Start of Available data

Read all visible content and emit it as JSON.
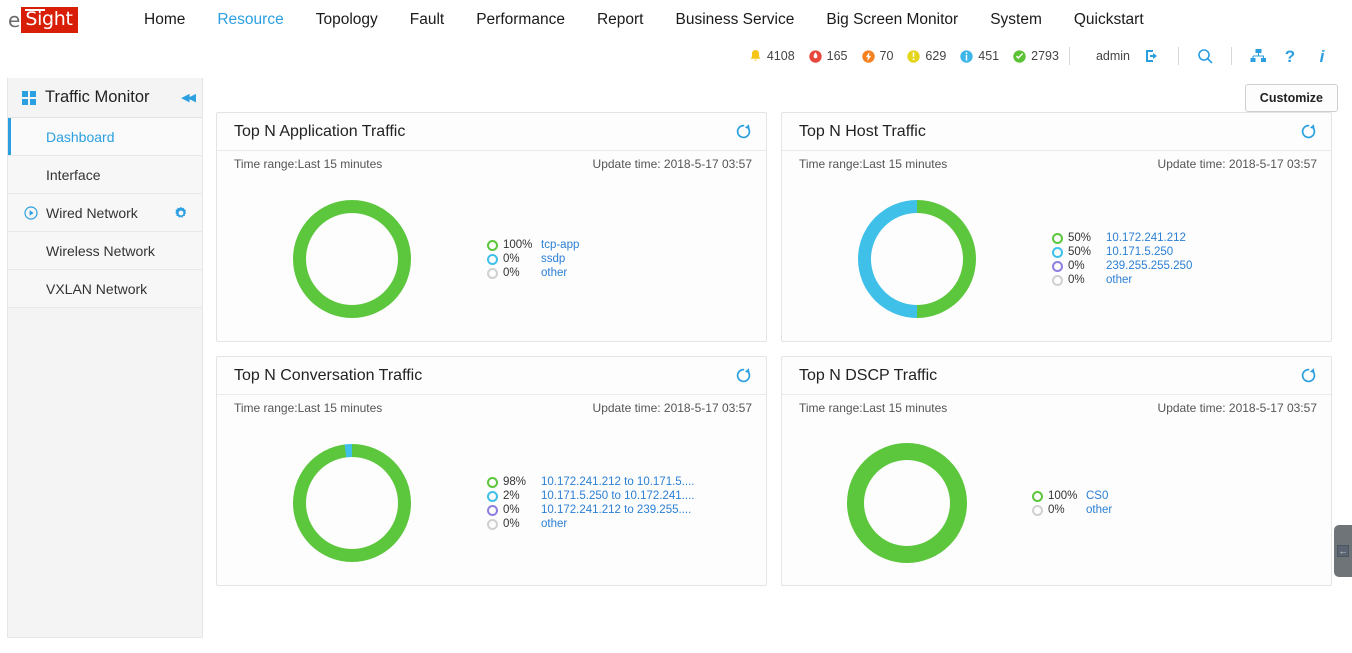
{
  "brand": {
    "prefix": "e",
    "boxed": "Sight"
  },
  "nav": {
    "items": [
      {
        "label": "Home",
        "active": false
      },
      {
        "label": "Resource",
        "active": true
      },
      {
        "label": "Topology",
        "active": false
      },
      {
        "label": "Fault",
        "active": false
      },
      {
        "label": "Performance",
        "active": false
      },
      {
        "label": "Report",
        "active": false
      },
      {
        "label": "Business Service",
        "active": false
      },
      {
        "label": "Big Screen Monitor",
        "active": false
      },
      {
        "label": "System",
        "active": false
      },
      {
        "label": "Quickstart",
        "active": false
      }
    ]
  },
  "status": {
    "counters": [
      {
        "icon": "bell-icon",
        "count": "4108",
        "color": "#f5c518"
      },
      {
        "icon": "critical-alarm-icon",
        "count": "165",
        "color": "#e8483c"
      },
      {
        "icon": "major-alarm-icon",
        "count": "70",
        "color": "#f58220"
      },
      {
        "icon": "minor-alarm-icon",
        "count": "629",
        "color": "#e5d51a"
      },
      {
        "icon": "info-alarm-icon",
        "count": "451",
        "color": "#3fb6e8"
      },
      {
        "icon": "cleared-alarm-icon",
        "count": "2793",
        "color": "#5bc236"
      }
    ],
    "user": "admin",
    "icons": [
      "logout-icon",
      "search-icon",
      "sitemap-icon",
      "help-icon",
      "about-icon"
    ]
  },
  "sidebar": {
    "title": "Traffic Monitor",
    "collapse_label": "◀◀",
    "items": [
      {
        "label": "Dashboard",
        "active": true,
        "lead_icon": "",
        "trail_icon": ""
      },
      {
        "label": "Interface",
        "active": false,
        "lead_icon": "",
        "trail_icon": ""
      },
      {
        "label": "Wired Network",
        "active": false,
        "lead_icon": "play-circle-icon",
        "trail_icon": "gear-icon"
      },
      {
        "label": "Wireless Network",
        "active": false,
        "lead_icon": "",
        "trail_icon": ""
      },
      {
        "label": "VXLAN Network",
        "active": false,
        "lead_icon": "",
        "trail_icon": ""
      }
    ]
  },
  "toolbar": {
    "customize_label": "Customize"
  },
  "colors": {
    "green": "#5cc63d",
    "blue": "#3fc0e8",
    "purple": "#8d7fe0",
    "gray": "#d0d0d0",
    "link": "#2b7fd4",
    "accent": "#2b9fe0"
  },
  "cards": [
    {
      "title": "Top N Application Traffic",
      "time_range": "Time range:Last 15 minutes",
      "update_time": "Update time: 2018-5-17 03:57",
      "refresh_icon": "refresh-icon",
      "chart_data": {
        "type": "pie",
        "title": "Top N Application Traffic",
        "categories": [
          "tcp-app",
          "ssdp",
          "other"
        ],
        "values": [
          100,
          0,
          0
        ],
        "labels": [
          "100%",
          "0%",
          "0%"
        ],
        "colors": [
          "#5cc63d",
          "#3fc0e8",
          "#d0d0d0"
        ],
        "donut": true,
        "legend": "right"
      }
    },
    {
      "title": "Top N Host Traffic",
      "time_range": "Time range:Last 15 minutes",
      "update_time": "Update time: 2018-5-17 03:57",
      "refresh_icon": "refresh-icon",
      "chart_data": {
        "type": "pie",
        "title": "Top N Host Traffic",
        "categories": [
          "10.172.241.212",
          "10.171.5.250",
          "239.255.255.250",
          "other"
        ],
        "values": [
          50,
          50,
          0,
          0
        ],
        "labels": [
          "50%",
          "50%",
          "0%",
          "0%"
        ],
        "colors": [
          "#5cc63d",
          "#3fc0e8",
          "#8d7fe0",
          "#d0d0d0"
        ],
        "donut": true,
        "legend": "right"
      }
    },
    {
      "title": "Top N Conversation Traffic",
      "time_range": "Time range:Last 15 minutes",
      "update_time": "Update time: 2018-5-17 03:57",
      "refresh_icon": "refresh-icon",
      "chart_data": {
        "type": "pie",
        "title": "Top N Conversation Traffic",
        "categories": [
          "10.172.241.212 to 10.171.5....",
          "10.171.5.250 to 10.172.241....",
          "10.172.241.212 to 239.255....",
          "other"
        ],
        "values": [
          98,
          2,
          0,
          0
        ],
        "labels": [
          "98%",
          "2%",
          "0%",
          "0%"
        ],
        "colors": [
          "#5cc63d",
          "#3fc0e8",
          "#8d7fe0",
          "#d0d0d0"
        ],
        "donut": true,
        "legend": "right"
      }
    },
    {
      "title": "Top N DSCP Traffic",
      "time_range": "Time range:Last 15 minutes",
      "update_time": "Update time: 2018-5-17 03:57",
      "refresh_icon": "refresh-icon",
      "chart_data": {
        "type": "pie",
        "title": "Top N DSCP Traffic",
        "categories": [
          "CS0",
          "other"
        ],
        "values": [
          100,
          0
        ],
        "labels": [
          "100%",
          "0%"
        ],
        "colors": [
          "#5cc63d",
          "#d0d0d0"
        ],
        "donut": true,
        "legend": "right"
      }
    }
  ],
  "edge_tab": {
    "icon": "collapse-left-icon",
    "glyph": "←"
  }
}
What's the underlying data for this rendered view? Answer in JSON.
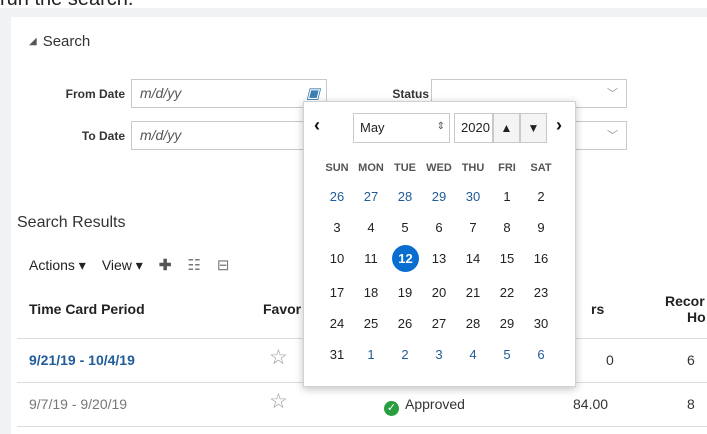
{
  "top_text": "run the search.",
  "search": {
    "header": "Search",
    "from_date_label": "From Date",
    "from_date_placeholder": "m/d/yy",
    "to_date_label": "To Date",
    "to_date_placeholder": "m/d/yy",
    "status_label": "Status",
    "status_value": ""
  },
  "results": {
    "title": "Search Results",
    "actions_label": "Actions ▾",
    "view_label": "View ▾",
    "columns": [
      "Time Card Period",
      "Favor",
      "rs",
      "Recor",
      "Ho"
    ],
    "rows": [
      {
        "period": "9/21/19 - 10/4/19",
        "status": "",
        "hours": "0",
        "recorded": "6"
      },
      {
        "period": "9/7/19 - 9/20/19",
        "status": "Approved",
        "hours": "84.00",
        "recorded": "8"
      }
    ]
  },
  "calendar": {
    "month": "May",
    "year": "2020",
    "prev": "‹",
    "next": "›",
    "weekdays": [
      "SUN",
      "MON",
      "TUE",
      "WED",
      "THU",
      "FRI",
      "SAT"
    ],
    "weeks": [
      [
        "26",
        "27",
        "28",
        "29",
        "30",
        "1",
        "2"
      ],
      [
        "3",
        "4",
        "5",
        "6",
        "7",
        "8",
        "9"
      ],
      [
        "10",
        "11",
        "12",
        "13",
        "14",
        "15",
        "16"
      ],
      [
        "17",
        "18",
        "19",
        "20",
        "21",
        "22",
        "23"
      ],
      [
        "24",
        "25",
        "26",
        "27",
        "28",
        "29",
        "30"
      ],
      [
        "31",
        "1",
        "2",
        "3",
        "4",
        "5",
        "6"
      ]
    ],
    "other_month_cells": [
      [
        0,
        0
      ],
      [
        0,
        1
      ],
      [
        0,
        2
      ],
      [
        0,
        3
      ],
      [
        0,
        4
      ],
      [
        5,
        1
      ],
      [
        5,
        2
      ],
      [
        5,
        3
      ],
      [
        5,
        4
      ],
      [
        5,
        5
      ],
      [
        5,
        6
      ]
    ],
    "selected_cell": [
      2,
      2
    ]
  },
  "colors": {
    "accent": "#0a6ed1",
    "link": "#1f5c99",
    "approved": "#2a9d3e"
  }
}
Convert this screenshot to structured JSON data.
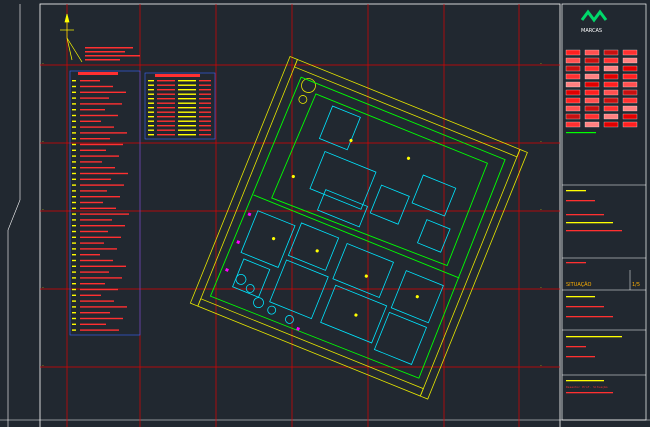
{
  "drawing": {
    "sheet_title": "SITUAÇÃO",
    "sheet_code": "1/5",
    "company": "MARCAS",
    "legend_header": "Legenda",
    "table_header": "Tabela",
    "north_label": "N",
    "footer_label": "Desenho: Prof. Situação",
    "colors": {
      "background": "#212830",
      "grid": "#e00000",
      "frame": "#ffffff",
      "text_yellow": "#ffff00",
      "text_red": "#ff3030",
      "building_cyan": "#00e5ff",
      "site_green": "#00ff00",
      "road_yellow": "#e5e500",
      "accent_magenta": "#ff00ff"
    },
    "icons": [
      "north-arrow-icon",
      "company-logo-icon"
    ]
  }
}
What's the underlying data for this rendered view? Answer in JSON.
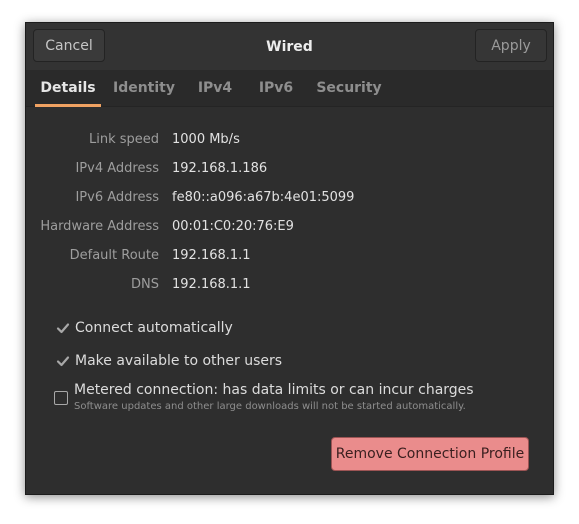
{
  "window": {
    "title": "Wired",
    "cancel_label": "Cancel",
    "apply_label": "Apply"
  },
  "tabs": [
    {
      "label": "Details",
      "active": true
    },
    {
      "label": "Identity",
      "active": false
    },
    {
      "label": "IPv4",
      "active": false
    },
    {
      "label": "IPv6",
      "active": false
    },
    {
      "label": "Security",
      "active": false
    }
  ],
  "details": [
    {
      "label": "Link speed",
      "value": "1000 Mb/s"
    },
    {
      "label": "IPv4 Address",
      "value": "192.168.1.186"
    },
    {
      "label": "IPv6 Address",
      "value": "fe80::a096:a67b:4e01:5099"
    },
    {
      "label": "Hardware Address",
      "value": "00:01:C0:20:76:E9"
    },
    {
      "label": "Default Route",
      "value": "192.168.1.1"
    },
    {
      "label": "DNS",
      "value": "192.168.1.1"
    }
  ],
  "options": {
    "connect_automatically": {
      "label": "Connect automatically",
      "checked": true
    },
    "available_to_others": {
      "label": "Make available to other users",
      "checked": true
    },
    "metered": {
      "label": "Metered connection: has data limits or can incur charges",
      "sublabel": "Software updates and other large downloads will not be started automatically.",
      "checked": false
    }
  },
  "remove_button_label": "Remove Connection Profile",
  "colors": {
    "accent": "#f0a262",
    "destructive": "#ea8c8c",
    "background": "#2e2e2e"
  },
  "icons": {
    "check": "checkmark-icon"
  }
}
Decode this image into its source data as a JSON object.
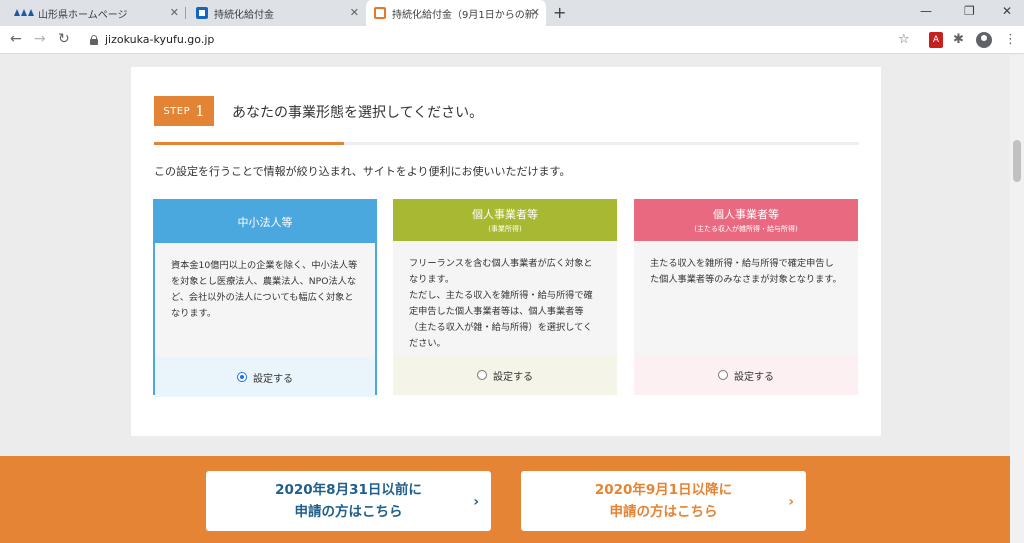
{
  "browser": {
    "tabs": [
      {
        "title": "山形県ホームページ",
        "icon": "yamagata-logo-icon"
      },
      {
        "title": "持続化給付金",
        "icon": "jizokuka-favicon-icon"
      },
      {
        "title": "持続化給付金（9月1日からの新規",
        "icon": "jizokuka-new-favicon-icon"
      }
    ],
    "close_glyph": "✕",
    "new_tab_glyph": "+",
    "url": "jizokuka-kyufu.go.jp"
  },
  "step": {
    "label": "STEP",
    "number": "1",
    "title": "あなたの事業形態を選択してください。",
    "progress": 0.27
  },
  "description": "この設定を行うことで情報が絞り込まれ、サイトをより便利にお使いいただけます。",
  "options": [
    {
      "title": "中小法人等",
      "subtitle": "",
      "body": "資本金10億円以上の企業を除く、中小法人等を対象とし医療法人、農業法人、NPO法人など、会社以外の法人についても幅広く対象となります。",
      "radio_label": "設定する",
      "selected": true,
      "color": "#4aa8de"
    },
    {
      "title": "個人事業者等",
      "subtitle": "(事業所得)",
      "body": "フリーランスを含む個人事業者が広く対象となります。\nただし、主たる収入を雑所得・給与所得で確定申告した個人事業者等は、個人事業者等（主たる収入が雑・給与所得）を選択してください。",
      "radio_label": "設定する",
      "selected": false,
      "color": "#a8b832"
    },
    {
      "title": "個人事業者等",
      "subtitle": "(主たる収入が雑所得・給与所得)",
      "body": "主たる収入を雑所得・給与所得で確定申告した個人事業者等のみなさまが対象となります。",
      "radio_label": "設定する",
      "selected": false,
      "color": "#e96a80"
    }
  ],
  "banner": {
    "before": {
      "line1": "2020年8月31日以前に",
      "line2": "申請の方はこちら",
      "chevron": "›"
    },
    "after": {
      "line1": "2020年9月1日以降に",
      "line2": "申請の方はこちら",
      "chevron": "›"
    },
    "color": "#e48434"
  }
}
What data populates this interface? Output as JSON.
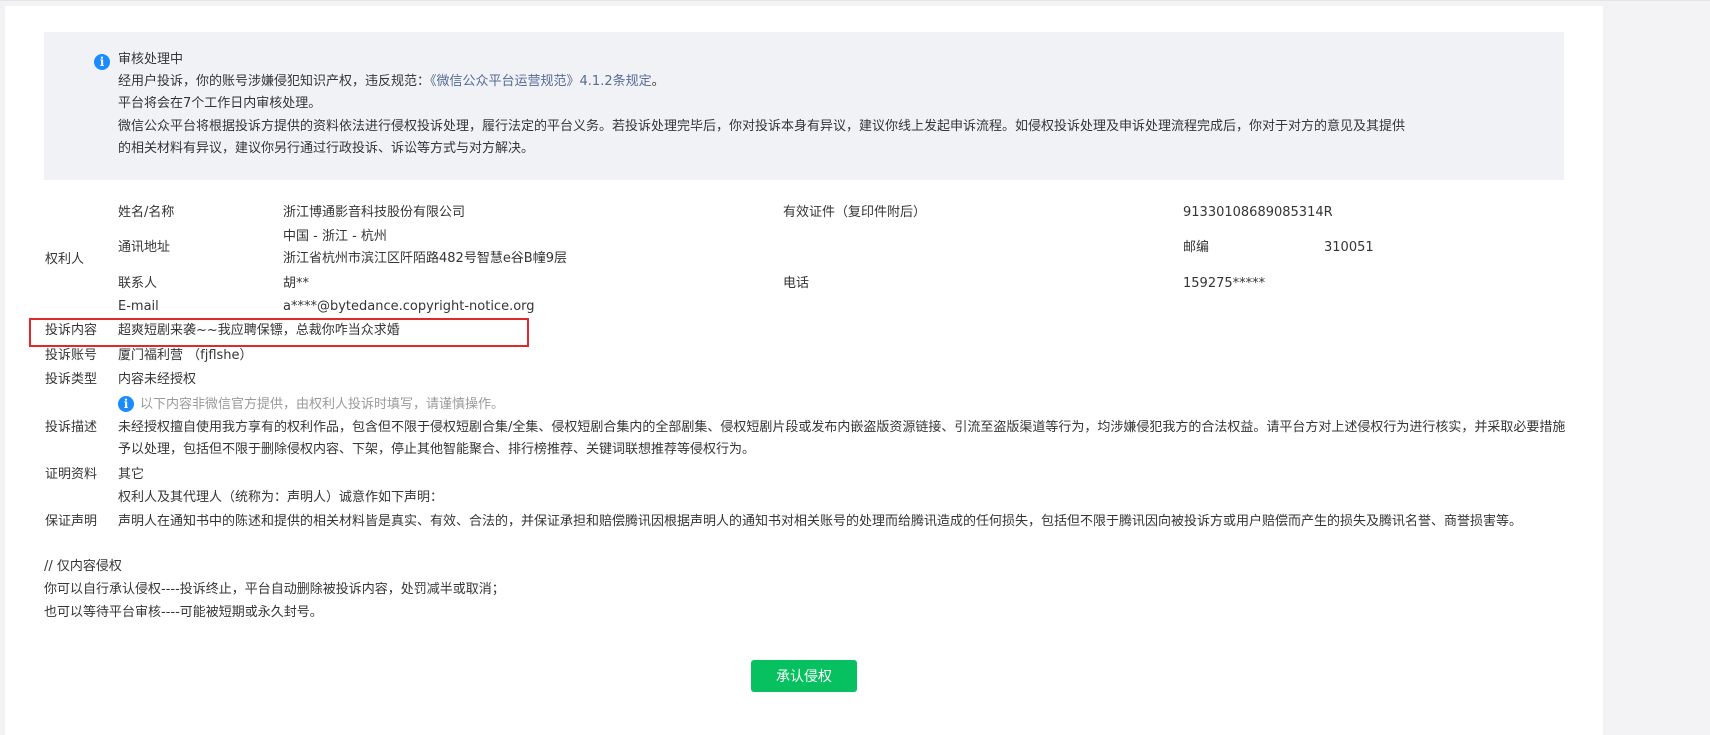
{
  "notice": {
    "title": "审核处理中",
    "line1_prefix": "经用户投诉，你的账号涉嫌侵犯知识产权，违反规范：",
    "line1_link": "《微信公众平台运营规范》4.1.2条规定",
    "line1_suffix": "。",
    "line2": "平台将会在7个工作日内审核处理。",
    "line3": "微信公众平台将根据投诉方提供的资料依法进行侵权投诉处理，履行法定的平台义务。若投诉处理完毕后，你对投诉本身有异议，建议你线上发起申诉流程。如侵权投诉处理及申诉处理流程完成后，你对于对方的意见及其提供",
    "line4": "的相关材料有异议，建议你另行通过行政投诉、诉讼等方式与对方解决。"
  },
  "rights_holder": {
    "section_label": "权利人",
    "name_label": "姓名/名称",
    "name_value": "浙江博通影音科技股份有限公司",
    "cert_label": "有效证件（复印件附后）",
    "cert_value": "91330108689085314R",
    "address_label": "通讯地址",
    "address_line1": "中国 - 浙江 - 杭州",
    "address_line2": "浙江省杭州市滨江区阡陌路482号智慧e谷B幢9层",
    "zip_label": "邮编",
    "zip_value": "310051",
    "contact_label": "联系人",
    "contact_value": "胡**",
    "phone_label": "电话",
    "phone_value": "159275*****",
    "email_label": "E-mail",
    "email_value": "a****@bytedance.copyright-notice.org"
  },
  "complaint": {
    "content_label": "投诉内容",
    "content_value": "超爽短剧来袭~~我应聘保镖，总裁你咋当众求婚",
    "account_label": "投诉账号",
    "account_value": "厦门福利营 （fjflshe）",
    "type_label": "投诉类型",
    "type_value": "内容未经授权",
    "disclaimer": "以下内容非微信官方提供，由权利人投诉时填写，请谨慎操作。",
    "desc_label": "投诉描述",
    "desc_value": "未经授权擅自使用我方享有的权利作品，包含但不限于侵权短剧合集/全集、侵权短剧合集内的全部剧集、侵权短剧片段或发布内嵌盗版资源链接、引流至盗版渠道等行为，均涉嫌侵犯我方的合法权益。请平台方对上述侵权行为进行核实，并采取必要措施予以处理，包括但不限于删除侵权内容、下架，停止其他智能聚合、排行榜推荐、关键词联想推荐等侵权行为。",
    "proof_label": "证明资料",
    "proof_value": "其它",
    "guarantee_label": "保证声明",
    "guarantee_intro": "权利人及其代理人（统称为：声明人）诚意作如下声明：",
    "guarantee_value": "声明人在通知书中的陈述和提供的相关材料皆是真实、有效、合法的，并保证承担和赔偿腾讯因根据声明人的通知书对相关账号的处理而给腾讯造成的任何损失，包括但不限于腾讯因向被投诉方或用户赔偿而产生的损失及腾讯名誉、商誉损害等。"
  },
  "footer_note": {
    "line1": "// 仅内容侵权",
    "line2": "你可以自行承认侵权----投诉终止，平台自动删除被投诉内容，处罚减半或取消；",
    "line3": "也可以等待平台审核----可能被短期或永久封号。"
  },
  "actions": {
    "admit_label": "承认侵权"
  },
  "colors": {
    "accent_green": "#07c160",
    "link_blue": "#576b95",
    "info_blue": "#1a8cff",
    "highlight_red": "#e0282e"
  }
}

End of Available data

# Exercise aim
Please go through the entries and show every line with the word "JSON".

# Written reply
Read all visible content and emit it as JSON.
What's the underlying data for this rendered view? Answer in JSON.
Convert this screenshot to structured JSON data.
What's the underlying data for this rendered view? Answer in JSON.
Decode this image into its source data as a JSON object.
What data populates this interface? Output as JSON.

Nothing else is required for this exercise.